Homemade ricotta, the real deal

There is something magical about the process of cheese making; the same kind of magic that I witnessed when I developed my first photograph in the darkroom and watched an image appear from seemingly nothing. In both cases, it was love at first sight. Ricotta is not technically a cheese but a milk product or a by-product of the cheese making process, like its Lombard cousin, mascarpone (whose name by the way in its local dialect means “ricotta”)... Read More

Back to Basics: Brodo
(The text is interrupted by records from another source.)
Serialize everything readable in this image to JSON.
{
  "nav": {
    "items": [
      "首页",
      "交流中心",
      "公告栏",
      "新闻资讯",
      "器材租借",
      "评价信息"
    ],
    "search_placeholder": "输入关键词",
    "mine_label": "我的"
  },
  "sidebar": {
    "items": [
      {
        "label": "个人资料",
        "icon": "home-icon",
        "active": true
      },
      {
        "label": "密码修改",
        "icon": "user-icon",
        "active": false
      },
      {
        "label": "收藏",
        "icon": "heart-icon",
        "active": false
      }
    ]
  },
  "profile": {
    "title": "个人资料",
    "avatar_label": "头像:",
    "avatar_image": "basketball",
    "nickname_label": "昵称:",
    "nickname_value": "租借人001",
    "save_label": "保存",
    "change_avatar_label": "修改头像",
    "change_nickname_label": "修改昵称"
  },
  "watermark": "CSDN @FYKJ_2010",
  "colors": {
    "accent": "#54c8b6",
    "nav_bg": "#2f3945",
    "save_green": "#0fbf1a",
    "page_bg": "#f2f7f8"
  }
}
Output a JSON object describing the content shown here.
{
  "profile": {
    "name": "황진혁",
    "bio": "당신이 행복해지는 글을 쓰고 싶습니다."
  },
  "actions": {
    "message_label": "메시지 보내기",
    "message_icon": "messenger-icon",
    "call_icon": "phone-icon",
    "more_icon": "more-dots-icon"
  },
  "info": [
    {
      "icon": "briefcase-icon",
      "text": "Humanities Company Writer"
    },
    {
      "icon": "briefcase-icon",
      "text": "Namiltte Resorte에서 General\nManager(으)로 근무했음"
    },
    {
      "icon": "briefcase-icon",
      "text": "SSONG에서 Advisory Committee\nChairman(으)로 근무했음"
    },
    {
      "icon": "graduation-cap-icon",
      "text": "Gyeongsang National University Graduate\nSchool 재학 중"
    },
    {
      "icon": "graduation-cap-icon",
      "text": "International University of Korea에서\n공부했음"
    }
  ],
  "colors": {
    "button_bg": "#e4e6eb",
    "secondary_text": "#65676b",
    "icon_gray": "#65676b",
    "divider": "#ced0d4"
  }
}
It’s the very first recipe in Pellegrino Artusi’s 700-recipe cookbook. It’s what the older generation of nonni will tell you will make you feel better, no matter what. It’s also the basis of good Italian cooking and something that Elizabeth David said is “one of the most interesting and satisfactory of all cooking processes.” Brodo (literally meaning ‘broth’) is essentially a beef or vegetable stock that is often used on its own as... Read More

Elizabeth David’s Chocolate Cake

Where does one start with a woman like Elizabeth David? Well, perhaps we can start with something this perfect flourless chocolate cake. A slight crust on top, moist inside, this barely-an-inch-tall cake is decadent, yet light, and disappears when it hits your mouth like a kiss. This cake must have had such an impact on ordinary British kitchens in 1960 when this recipe came out in Elizabeth David’s French Provincial Cooking. She is truly one of... Read More